How to Lay the Foundation for a Content Program in One Hour a Week
Know you need a content program?
Don’t have any time to do it or any budget to hire someone to do it for you?
This post is for you. In it, I’ll explain how to lay the groundwork for a solid content program in just one hour per week (that’s 12 minutes per day – and you get weekends off!).
And I’ll do it fast because dang it, you’re busy.
Caveat: I’m Not Promising Magic
I won’t pretend you can build a high-producing content program in just 12 minutes a day.
What you can do in that time is lay a foundation that will help speed your time to ROI and amplify your results when you do have the time or budget to invest in a full-fledged content program.
Step 1: Put a Signup Form on Your Site
This might take a week’s worth of 12-minute sessions or one hour-long block.

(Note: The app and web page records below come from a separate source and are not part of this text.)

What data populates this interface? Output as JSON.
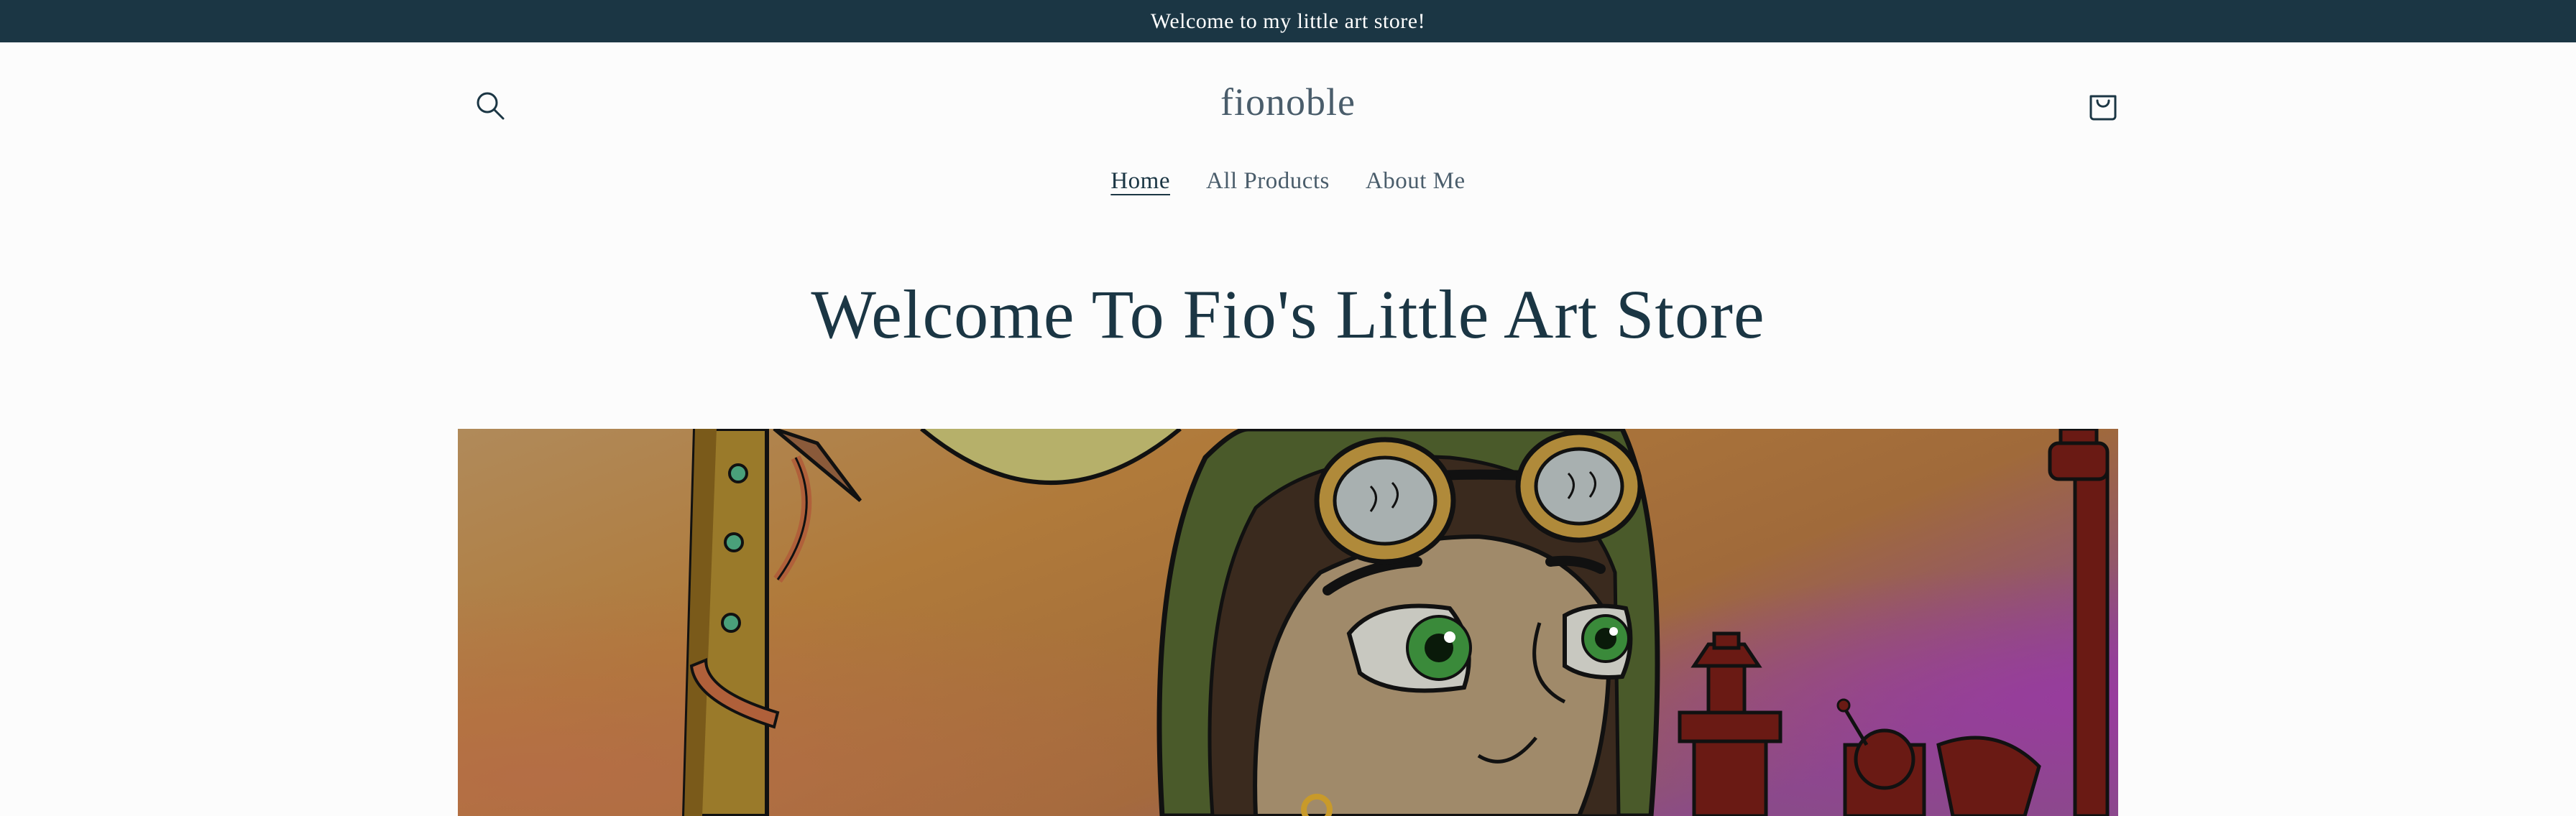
{
  "announcement": {
    "text": "Welcome to my little art store!"
  },
  "header": {
    "logo": "fionoble",
    "search_icon": "search-icon",
    "cart_icon": "cart-icon"
  },
  "nav": {
    "items": [
      {
        "label": "Home",
        "active": true
      },
      {
        "label": "All Products",
        "active": false
      },
      {
        "label": "About Me",
        "active": false
      }
    ]
  },
  "main": {
    "heading": "Welcome To Fio's Little Art Store"
  },
  "hero": {
    "description_icon": "hero-artwork-image"
  },
  "colors": {
    "announcement_bg": "#1b3644",
    "heading": "#1b3644",
    "body_bg": "#fcfcfc",
    "nav_text": "#4a5d6b"
  }
}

It’s worth it.
Figure 1: Propllr’s very own website sign-up
Starting to gather contact information from prospects now means that when you have the bandwidth to launch a content program, you’ll have a ready-made list to promote it to.
In creating the signup form, be honest about what you’re doing. (E.g., “Sign up to receive emails from us at some point in the future.”)
When you launch an email campaign or newsletter, send an intro email explaining yourself first (“At some point, you signed up for this list. We’re about to send our first newsletter…”).
I’ve gotten out-of-the-blue emails from brands I definitely subscribed to but the experience was so jarring I immediately unsubscribed. In some cases, I didn’t even remember what industry the company was in.
The payoff: When you launch your content program, you have a network of interested people to promote it to and a great excuse to reach out to them.
Even if they’d forgotten about you, now you’re reminding them!
Some people will unsubscribe. That’s fine (and can be good!) – they’re no longer a fit for what you’re doing. But others who may have been in the “vaguely interested prospect” stage when they signed up may be a lot closer to making a purchase by the time you reach out.
Step 2: Write Stuff Down
Establish a notebook, doc, Notes file, or email system to capture the following:
- Questions you hear from customers or prospects over and over
- Common misconceptions about your work or industry
- Things you disagree with in the news about your industry (with links)
- Requests from your sales team for marketing collateral you don’t have time to create
- Stories about how your customers are using what you sell
- Good ideas you don’t know what to do with
No need to be fancy or comprehensive – just write enough to remind your future self what you're talking about. My method is to email myself. I use this to capture ideas for poems that I don’t have time to write in the moment (see Figure 2 and please don’t judge my actual words).
Figure 2: Early drafts captured via slapdash email
This list serves two purposes. First, it can fuel your editorial calendar when you’re ready to launch a content program. Second, it can fuel the social engagement I’m going to suggest in Step 3.
The payoff: You’ll hit the ground running when you launch your content program thanks to your healthy pipeline of topics.
Step 3: Get Active on Social to Build Your Network
Figure out where your ideal customers hang out online, then get active on that platform:
- Follow people relevant to your work. This might include journalists reporting about your industry, thought leaders, competitors, potential clients, potential employees, etc.
- Engage regularly. Like, post, quote tweet, comment. You can use social to post about the topics you capture in Step 2, but you don’t have to. Focus on raising your activity level and connecting with more people.
- Shout out good stuff. If you’re not a natural social media user (I’m not – totally get it), focus on building up other people (see Figure 3, my most “viral” tweet ever). Shout out an insightful article you just read, tweet about how great it was to work with a partner, whatever. Or ask for advice! People love answering questions on social.
- Don’t try to market, promote, or sell. The goal is to establish yourself as a trusted member of the community you eventually want to sell to, partner with, raise money from, etc.
Figure 3: I go “viral” by giving compliments
The payoff: A bigger network. When you eventually have your own content to share, more people will see it and engage with it.
Step 4: Save Examples of Stuff You Love & Hate
As you go about your daily life of checking the news, engaging on social, reading emails, and so on, save examples of pieces you love and hate. (You can do this in the same place you capture ideas.)
If you can, make a quick note about what you loved or hated. (E.g., “Love the voice in this email!” or “Hate this layout – so cluttered.”)
The payoff: When you eventually launch your content program, you’ll have a wealth of resources to guide the development of your brand’s voice, tone, style, etc.
The Best Time to Start a Content Program Was 20 Years Ago
The second best time is today.
And even if you only have 12 minutes, you can do meaningful work that translates to improved ROI when you do eventually launch a content program.